There's a firestorm in the SF/F corners of these here internets. Apparently some Random House imprints decided they would attempt to buffalo new writers and use their good name to disguise the fact that their opening bid (as it seems they have made alterations to the boilerplate when authors negotiate) could charitably be called an overreaching rights grabs. Oh, and they ask that you give them your "profit" money first to cover their costs.
Random House was then pilloried by some of the more prominent defenders of the realms. And, IMHO, with good cause.

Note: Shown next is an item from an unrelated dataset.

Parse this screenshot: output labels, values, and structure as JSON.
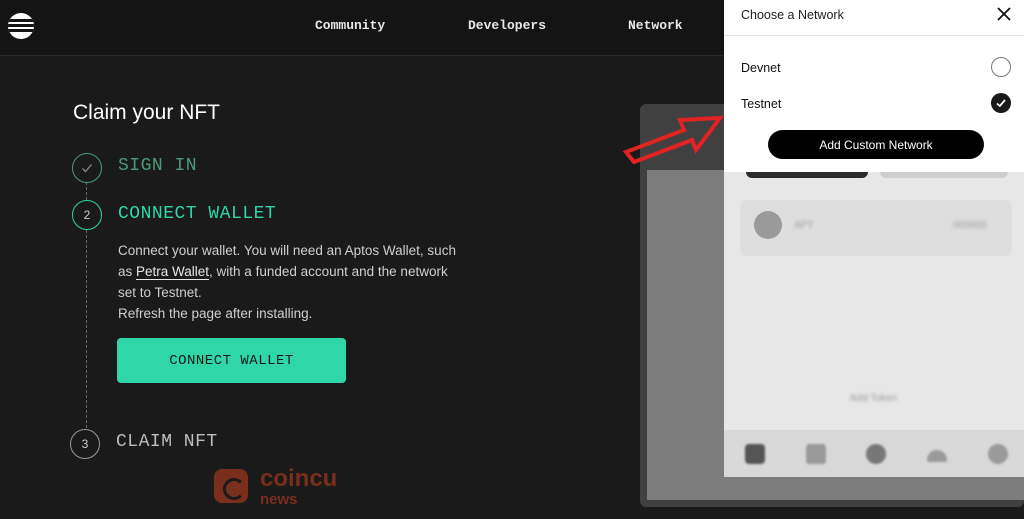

Random House, being the media savvy company they are, caught the sent of their good name being tarnished. Then they sent a response to the various defenders of the realm, putting their hand on their collective foreheads after falling to the fainting couch from the vapors. To be charitable, they did try to clarify their position and explain what they're doing.
And because of the tone of that letter and the not-exactly-advanced-hucksterism language used (seriously, using the language of SPAM and some of the lesser reputable self-publishing companies is not a good way to defend yourself from the charges that you are in that club) the ridiculing continued.
To someone desperate to be published, they may fall for this language. After all, Random House sounds perfectly reasonable and level-headed. Most people trying to get your money do, after all. They don't want to come off as the bully the 800 pound gorilla can be by not looking beyond themselves.
So for anybody who is thinking this may be a good deal, let me ask you a question. When they say, "When we acquire a title in the Hydra program, it is an all-encompassing collaboration. Our authors provide the storytelling, and we at Hydra support their creativity with best-in-class services…" they are specifically referring to their previous paragraph where they say "As with every business partnership, there are specific costs associated with bringing a book successfully to market…", and then they proceed to say they need to recoup those costs. Before you'll ever see a part of that "… potentially lucrative… publishing model for authors: a profit share." So Random House is going to recoup their sunk costs upfront. Will Random House offset my, or the author's, sunk cost in writing the novel? I would even offer to allow them to subtract their specific costs from my costs of writing the novel. You know, because this is a "all-encompassing collaboration."
BTW, I would calculate my costs at the rate that I charge my favorite clients for freelance work. You know, because we're "partners." That rate is $65 an hour. If I can write 2000 words in a four hour session, that comes to 200 hours for a 100,000 word book. So that's $13,000 before I add in all the rewrites and edits. Oh, and travel if I worked on the book at writer retreats. Oh, and my costs for Viable Paradise which helped me become a better writer. Etc, blah blah.
You'd do that for me, wouldn't you Hydra/Random House? You know, because we're "partners." Right? After all, as you say, "the publisher takes all the financial risk up front." I mean, I took the financial risk of writing the book first. That's worth something. Isn't it, partner?